Sculpture by Machinery

From The Arthur Conan Doyle Encyclopedia

Sculpture by Machinery is an article published in The Morning Post on 14 august 1903.

An invention that reproduces statues, which Arthur Conan Doyle acquired the British rights.

Sculpture by Machinery

The Morning Post (14 august 1903, p. 7)

Remarkable Invention.
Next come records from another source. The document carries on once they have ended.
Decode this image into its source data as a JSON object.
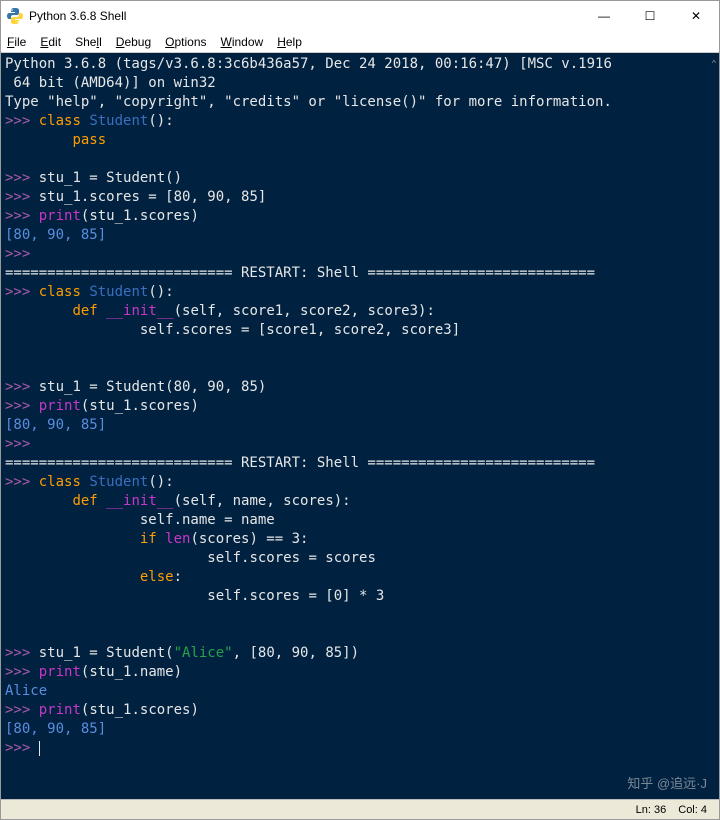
{
  "window": {
    "title": "Python 3.6.8 Shell"
  },
  "menu": {
    "file": "File",
    "edit": "Edit",
    "shell": "Shell",
    "debug": "Debug",
    "options": "Options",
    "window": "Window",
    "help": "Help"
  },
  "shell": {
    "banner1": "Python 3.6.8 (tags/v3.6.8:3c6b436a57, Dec 24 2018, 00:16:47) [MSC v.1916",
    "banner2": " 64 bit (AMD64)] on win32",
    "banner3": "Type \"help\", \"copyright\", \"credits\" or \"license()\" for more information.",
    "prompt": ">>>",
    "restart": "=========================== RESTART: Shell ===========================",
    "c1": {
      "decl": "class",
      "name": "Student",
      "par": "():",
      "body": "pass"
    },
    "s1": {
      "assign": "stu_1 = Student()",
      "setscores": "stu_1.scores = [80, 90, 85]",
      "print": "print",
      "arg": "(stu_1.scores)"
    },
    "out1": "[80, 90, 85]",
    "c2": {
      "decl": "class",
      "name": "Student",
      "par": "():",
      "def": "def",
      "init": "__init__",
      "initargs": "(self, score1, score2, score3):",
      "body": "self.scores = [score1, score2, score3]"
    },
    "s2": {
      "assign": "stu_1 = Student(80, 90, 85)",
      "print": "print",
      "arg": "(stu_1.scores)"
    },
    "out2": "[80, 90, 85]",
    "c3": {
      "decl": "class",
      "name": "Student",
      "par": "():",
      "def": "def",
      "init": "__init__",
      "initargs": "(self, name, scores):",
      "l1": "self.name = name",
      "if": "if",
      "len": "len",
      "cond": "(scores) == 3:",
      "l2": "self.scores = scores",
      "else": "else",
      "colon": ":",
      "l3": "self.scores = [0] * 3"
    },
    "s3": {
      "a": "stu_1 = Student(",
      "str": "\"Alice\"",
      "b": ", [80, 90, 85])",
      "p1": "print",
      "p1arg": "(stu_1.name)",
      "out_name": "Alice",
      "p2": "print",
      "p2arg": "(stu_1.scores)",
      "out_sc": "[80, 90, 85]"
    }
  },
  "status": {
    "line": "Ln: 36",
    "col": "Col: 4"
  },
  "watermark": "知乎 @追远·J"
}
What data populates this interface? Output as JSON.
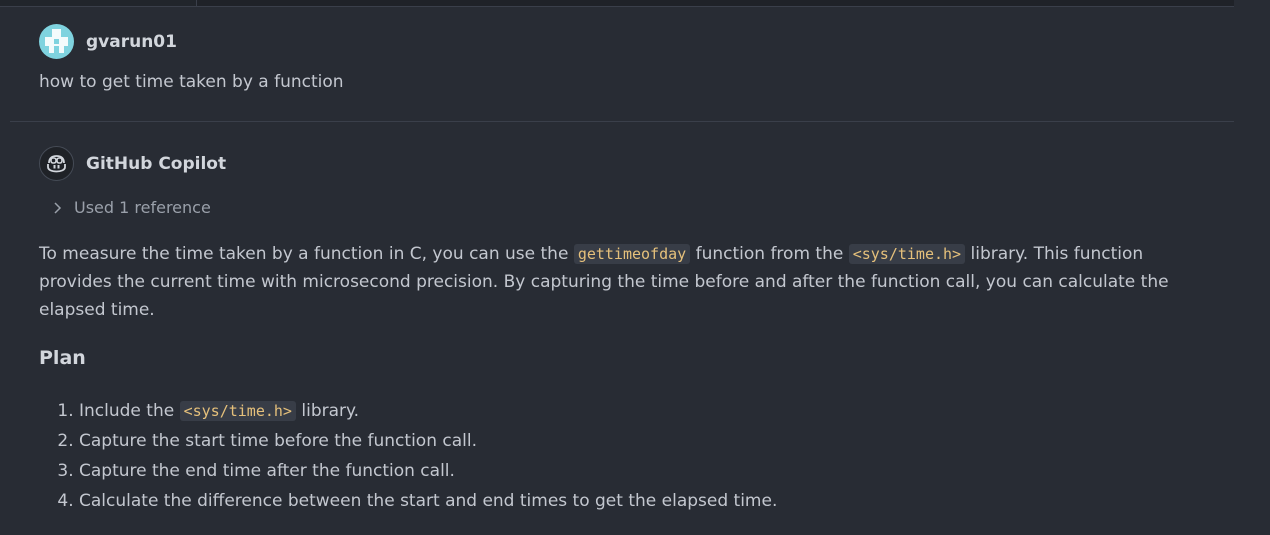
{
  "user_message": {
    "username": "gvarun01",
    "text": "how to get time taken by a function"
  },
  "bot_message": {
    "name": "GitHub Copilot",
    "reference_label": "Used 1 reference",
    "intro": {
      "t1": "To measure the time taken by a function in C, you can use the ",
      "code1": "gettimeofday",
      "t2": " function from the ",
      "code2": "<sys/time.h>",
      "t3": " library. This function provides the current time with microsecond precision. By capturing the time before and after the function call, you can calculate the elapsed time."
    },
    "plan_heading": "Plan",
    "plan": {
      "step1_prefix": "Include the ",
      "step1_code": "<sys/time.h>",
      "step1_suffix": " library.",
      "step2": "Capture the start time before the function call.",
      "step3": "Capture the end time after the function call.",
      "step4": "Calculate the difference between the start and end times to get the elapsed time."
    }
  },
  "colors": {
    "background": "#282c34",
    "code_text": "#e5c07b",
    "code_bg": "#383d47",
    "user_avatar": "#7fd3df"
  },
  "icons": {
    "user_avatar": "identicon-avatar",
    "bot_avatar": "copilot-icon",
    "reference_toggle": "chevron-right-icon"
  }
}
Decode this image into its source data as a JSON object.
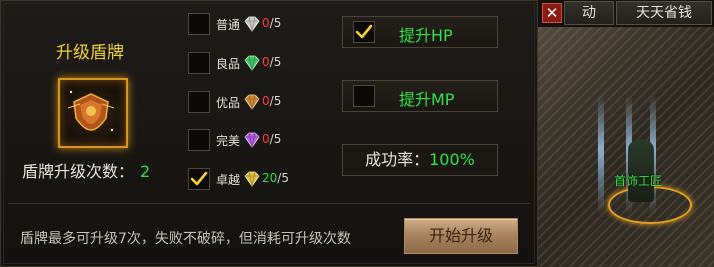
{
  "item": {
    "title": "升级盾牌",
    "icon": "shield-icon"
  },
  "upgrade": {
    "label": "盾牌升级次数：",
    "value": "2"
  },
  "materials": [
    {
      "name": "普通",
      "have": "0",
      "sep": "/",
      "need": "5",
      "checked": false,
      "gem_color": "#c8c8c8"
    },
    {
      "name": "良品",
      "have": "0",
      "sep": "/",
      "need": "5",
      "checked": false,
      "gem_color": "#46c86a"
    },
    {
      "name": "优品",
      "have": "0",
      "sep": "/",
      "need": "5",
      "checked": false,
      "gem_color": "#d08a3a"
    },
    {
      "name": "完美",
      "have": "0",
      "sep": "/",
      "need": "5",
      "checked": false,
      "gem_color": "#b060e0"
    },
    {
      "name": "卓越",
      "have": "20",
      "sep": "/",
      "need": "5",
      "checked": true,
      "gem_color": "#e0c040"
    }
  ],
  "options": {
    "hp": {
      "label": "提升HP",
      "checked": true
    },
    "mp": {
      "label": "提升MP",
      "checked": false
    }
  },
  "rate": {
    "label": "成功率：",
    "value": "100%"
  },
  "notice": "盾牌最多可升级7次，失败不破碎，但消耗可升级次数",
  "start_button": "开始升级",
  "game": {
    "close": "✕",
    "tab1": "动",
    "tab2": "天天省钱",
    "npc_name": "首饰工匠"
  },
  "colors": {
    "accent_green": "#32e04a",
    "title_gold": "#f0d23a",
    "count_red": "#ff3a3a"
  }
}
Michael Angelo is said to have chiselled his wonderful statues out of the solid marble without having guidance of models of clay or other plastic material. Whether the statement be true or false the modern sculptor prefers safer, if more elaborate, methods. His custom is first to model in clay the bust, figure, or group he designs to produce in more permanent material. The clay model is then handed over to skilled workmen, who reproduce it in marble by mechanical means. Innumerable small holes of carefully measured length are drilled into the stone, and, after weeks or months of labour, a marble copy of the model is made. The sculptor afterwards endows the copy with all the artistic merit of which he is capable, and so makes the work his own. There have been attempts from time to time in various quarters to provide a machine which will perform the task now carried out by the sculptor's workmen, but hitherto they have met with little or no success. It has been reserved for Sir Arthur Conan Doyle, the wellknown and popular novelist, and Mr. W. G. Jones, a sculptor who is better known in the United States than in this country, to bring before the public an invention which will do all work now done by the "pointer" and in a twentieth of the time. The inventor is Signor Auguste Bontempi, of Naples. Sir A. Conan Doyle and Mr. Jones have acquired all the British rights in the invention, as well as the only machine carrying out Signor Bontempi's ideas at present in existence.

The Machine at Work.

A representative of the Morning Post had the opportunity of seeing the sculpturing machine at work yesterday. It has been temporarily set up at Battersea in a factory recently occupied by one of those limited companies that have fallen on evil days, and its domicile is approached through grass-grown private road and a number of dust-covered, deserted rooms. But these depressing surroundings are forgotten as soon as the machine is seen at work. It is really a wonderful contrivance, and one that probably destined to have a great effect on the art of sculpture in the immediate future. When our representative inspected the machine it was engaged in producing two marble copies of a bust of Homer. The Italian workman in charge was seated on one side of the machine. In front of him was a plaster cast. With one hand he guided a rod backwards and forwards over the plaster. A revolving steel drill protruded from the machine a couple of feet away and another further on. In front of each of these drills was fixed a block of marble. A jet of water played on the point of each drill. Every movement of the rod in the workman's hand was followed by a similar movement on the part of the drills, which rapidly cut away the surface of the marble until it corresponded with the surface of the plaster. The machine had already roughly cut the face of the poet out of the marble and was at work on the side of the head. Some of the superabundant stone having been rapidly cleared away, the rod was applied to the fillet binding the poet's hair, and in a few minutes the ribbon was reproduced in marble. The rough outline of the hair then made its appearance, every lock being hewn out of the hard stone with astonishing celerity and marvellous fidelity.

Distinguished Visitors.

A finished copy of the same bust was standing in the workshop. This copy was being made when Mr. Thomas Brock, R.A., inspected the machine a short time ago. The distinguished sculptor expressed the opinion that it would take skilled workman three weeks merely to "point" such a bust, and he expressed the utmost astonishment when he learnt that the machine had done the work in single day. Another visitor, Mr. Brindley, of the firm of Farmer and Brindley, said it would take from six weeks to two months to do that which the machine is said to have accomplished in about nine hours.

"From Pounds to Shillings."

It remains only to congratulate Sir A. Conan Doyle and Mr. W. G. Jones on the good fortune in having lighted on so remarkable an invention. The present machine cost only about five hundred pounds, and the expense of working is almost infinitesimal. While the invention will not do away with the necessity for the artist's finishing touches in the case of delicate work, it promises entirely to abolish the present long and costly process of "pointing." So far as architectural decoration is concerned the effects of its introduction should be remarkable. In the opinion of one architect of experience it will reduce the price of architectural carving "from pounds to shillings." The same Corinthian capital, for instance, is reproduced in infinite number, and so is much of the floral work that enters largely into the adornment of Gothic buildings. The cost of such reproduction can now be greatly reduced without in any way depreciating the artistic excellence of the work. There is no reason why, when such a machine comes into common use, really good sculpture should not take the place of the inferior carvings in stone which now disfigure the portals, the windows, and the mantels many of our suburban houses. The invention is undoubtedly a notable one, and it has vast possibilities of development.